I stumbled upon a shop called The Immortal Piano during my daily walk last week.
I was intrigued. Rows and rows of old fashioned upright pianos - some showing beautiful lines and workmanship; others opened, guts spilling out, tools arrayed awaiting action. It was a half hour before opening time, but the lights were on and the plastic sign in the window said "Open, please come in." So I did.
The owner of the shop came forward as I approached, camera in hand. Her name is Martha Taylor and she calls herself the Queen of Dead Pianos. She graciously responded to my questions, explaining how she'd rescued 500 vintage upright pianos bound for the dump. That was 22 years ago in Oakland, California. She knew nothing about pianos, but just couldn't let them die. And so began an accidental career rebuilding and reselling vintage uprights. She later moved to Portland and opened a shop on SE Belmont. She now employs two young women with small hands and a lot of patience for the restoration labor of love.
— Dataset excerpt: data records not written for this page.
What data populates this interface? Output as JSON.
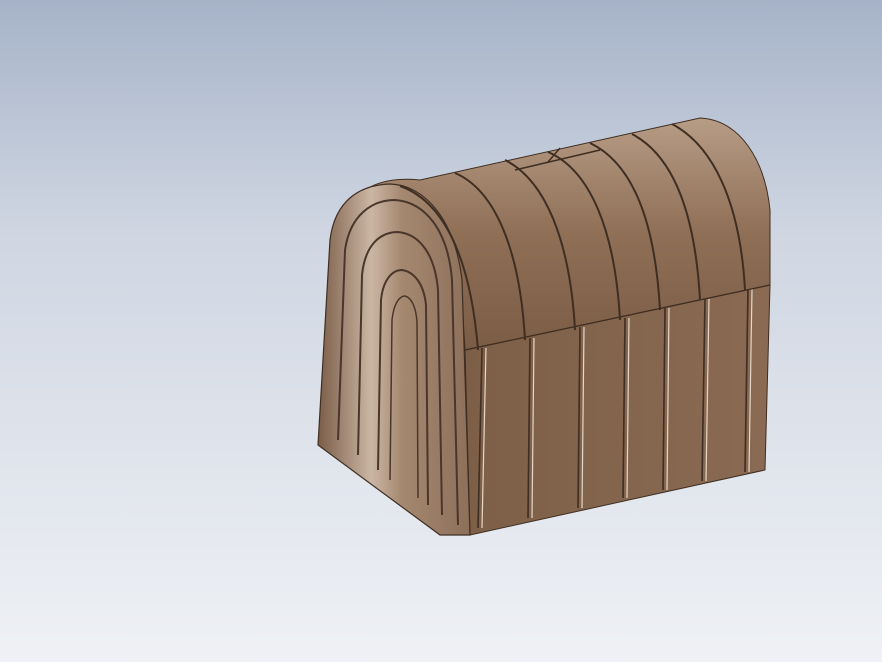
{
  "viewport": {
    "background_top": "#a6b3c8",
    "background_bottom": "#eff1f5"
  },
  "model": {
    "name": "corrugated-arch-box",
    "material_color": "#8b6a52",
    "front_face_color": "#9c7d64",
    "highlight_color": "#d8cabc",
    "edge_color": "#3f2e22",
    "rib_count": 8
  }
}
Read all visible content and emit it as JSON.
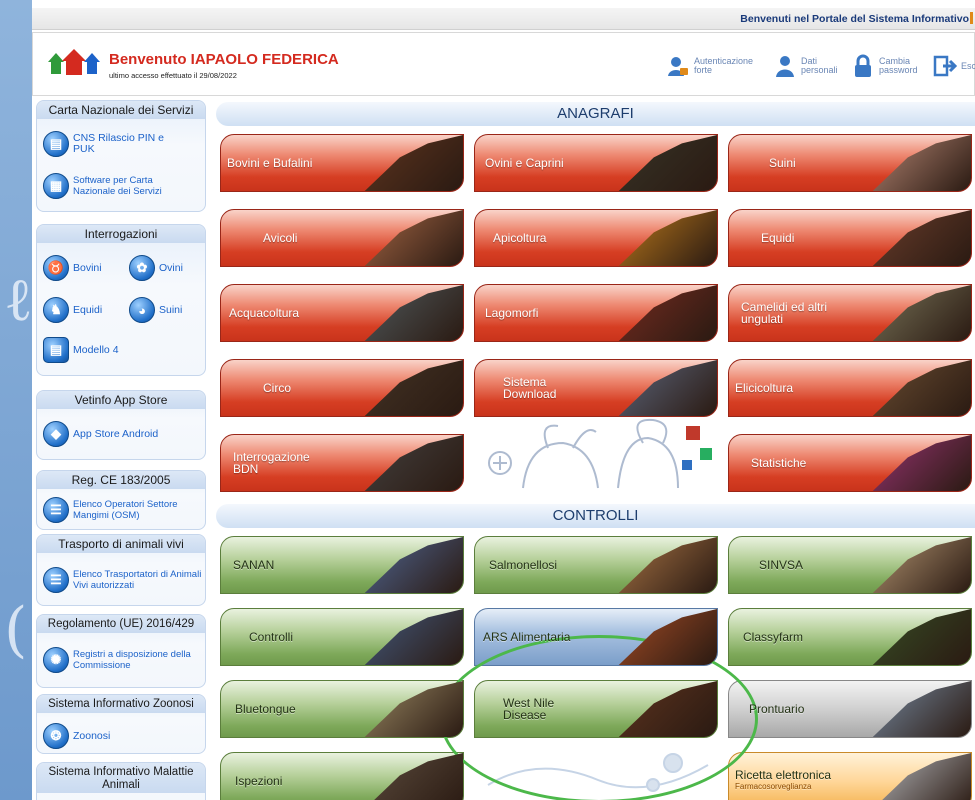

I felt a special affinity with the vintage pianos because one had a special place in our home in Boulder. Inherited from Charlie's Aunt Mary, it was appreciated but seldom played - until my niece Kylie started taking piano lessons several years ago and needed a piano. Now Aunt Mary's piano gets a lot of love in its new home.